    RESTORE LOG [SQLServerHelp_New] 
    FROM  DISK = N'E:\Program Files\Microsoft SQL Server\MSSQL12.SQL2014\MSSQL\Backup\SQLServerHelp_Tail.bak' 
    WITH RECOVERY
    GO
    
    -- Step 5) Drop the old database and rename the new one (DOWNTIME ENDS)
    Drop Database SQLServerHelp
    go
    sp_renamedb 'SQLServerHelp_New', 'SQLServerHelp'
    
    
    

    Downtime: Starts with last log backup performed using “with norecovery” and end after rename of new database to original name.

    Now you can choose option based on downtime and space availability. 

  • Cheers,
  • Balmukund Lakhani
  • Twitter @blakhani
  • Author: SQL Server 2012 AlwaysOnPaperback, Kindle
  • Posted in Tips and Tricks | Tagged: , , , , | Leave a Comment »

    Tips and Tricks : Error: 5171 – tempdb.mdf is not a primary database file

    Posted by blakhani on August 12, 2014


    If you are getting same error for database other than tempdb then there is a serious issue with the file. Primary file is a database file which contains information about database itself like location, size of other files and other information about the database. Error 5171 means that SQL Server is attempting to get the information for a database from a file that is not the primary file.

    While doing some testing with TempDB database I started getting below errors in ERRORLOG and SQL Server was not getting started.

    2014-08-12 05:08:24.91 spid9s      Clearing tempdb database.

    2014-08-12 05:08:28.20 spid9s      Error: 5171, Severity: 16, State: 1.

    2014-08-12 05:08:28.20 spid9s      F:\TEMPDB\tempdb.mdf is not a primary database file.

    2014-08-12 05:08:28.26 spid9s      Error: 1802, Severity: 16, State: 4.

    2014-08-12 05:08:28.26 spid9s      CREATE DATABASE failed. Some file names listed could not be created. Check related errors.

    2014-08-12 05:08:28.26 spid9s      Could not create tempdb. You may not have enough disk space available. Free additional disk space by deleting other files on the tempdb drive and then restart SQL Server. Check for additional errors in the event log that may indicate why the tempdb files could not be initialized.

    2014-08-12 05:08:28.29 spid9s      SQL Server shutdown has been initiated

     

    This started happening after I moved TempDB to new location using my own earlier blog. Here is the command which I have run

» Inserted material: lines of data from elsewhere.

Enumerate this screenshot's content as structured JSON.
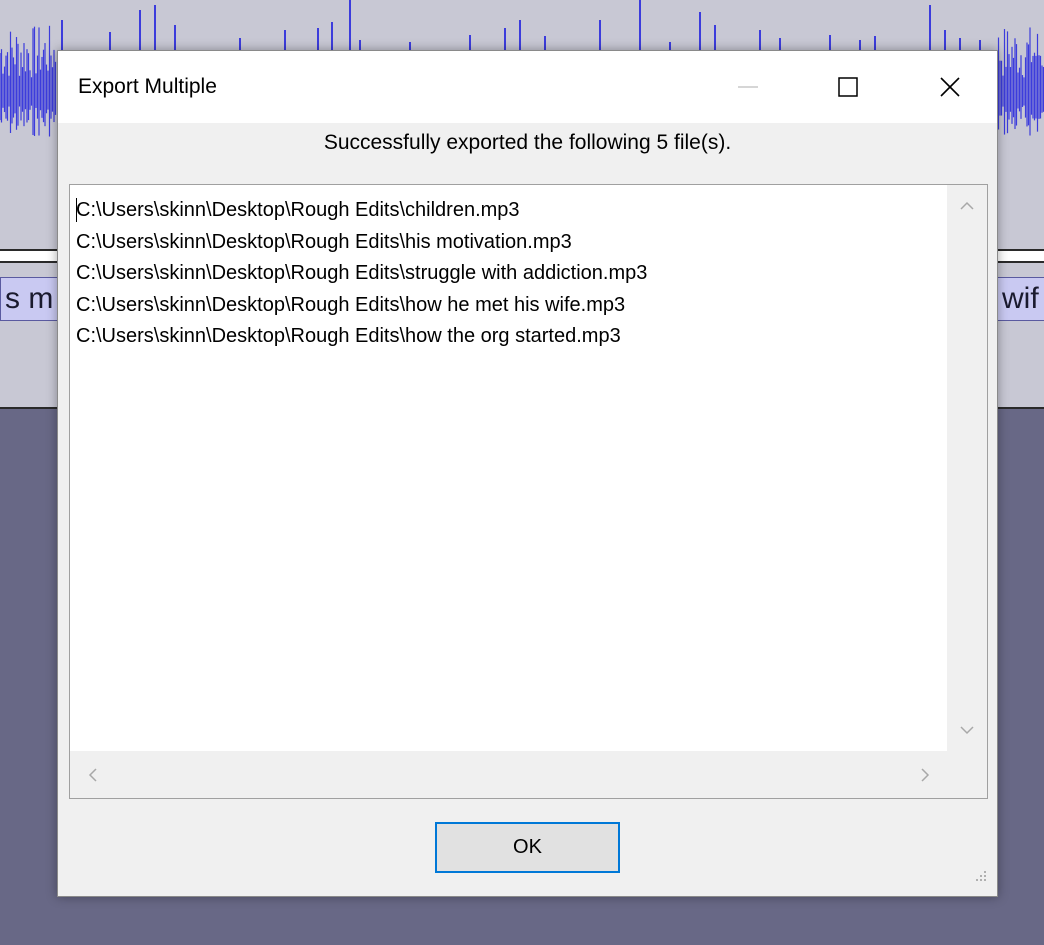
{
  "background": {
    "clip_left_label": "s m",
    "clip_right_label": "wif",
    "track_color": "#c8c8d4",
    "waveform_color": "#3c3cdc",
    "timeline_bg": "#686886"
  },
  "dialog": {
    "title": "Export Multiple",
    "message": "Successfully exported the following 5 file(s).",
    "files": [
      "C:\\Users\\skinn\\Desktop\\Rough Edits\\children.mp3",
      "C:\\Users\\skinn\\Desktop\\Rough Edits\\his motivation.mp3",
      "C:\\Users\\skinn\\Desktop\\Rough Edits\\struggle with addiction.mp3",
      "C:\\Users\\skinn\\Desktop\\Rough Edits\\how he met his wife.mp3",
      "C:\\Users\\skinn\\Desktop\\Rough Edits\\how the org started.mp3"
    ],
    "ok_label": "OK",
    "accent_color": "#0078d7"
  },
  "icons": {
    "minimize": "minimize-icon",
    "maximize": "maximize-icon",
    "close": "close-icon",
    "scroll_up": "chevron-up-icon",
    "scroll_down": "chevron-down-icon",
    "scroll_left": "chevron-left-icon",
    "scroll_right": "chevron-right-icon",
    "resize_grip": "resize-grip-icon"
  }
}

    USE master; 
    GO 
    ALTER DATABASE tempdb 
    MODIFY FILE (NAME = tempdev, FILENAME = 'F:\TEMPDB\tempdb.mdf'); 
    GO 
    ALTER DATABASE tempdb 
    MODIFY FILE (NAME = templog, FILENAME = 'F:\TEMPDB\tempdb.mdf'); 
    GO 
    
    

    If you notice closely, I have made mistake in extension of the files and due to which both files are same. This can easily be corrected by starting SQL in minimal configuration using parameter f and correcting the path.

    When I tried the same in SQL Server 2014, I got below error message, which is amazing.

    Msg 12106, Level 16, State 1, Line 6

    The path name ‘F:\TEMPDB\tempdb.mdf’ is already used by another database file. Change to another valid and UNUSED name.

    If this is happening for database other than TempDB after moving then you may want to check if move command was proper or not. You need to check logical name and the physical file path. If this is after some crash then you may need to restore from a last known good backup. If you don’t have backup then … you need to find a new assignment! Take this as a new lesson and move on. There are data recovery tools available but I have not worked with them and can’t recommend anyone.

    Hope this helps.

  • Cheers,
  • Balmukund Lakhani
  • Twitter @blakhani
  • Author: SQL Server 2012 AlwaysOnPaperback, Kindle
  • Posted in Tips and Tricks, Troubleshooting | Tagged: , , , | 1 Comment »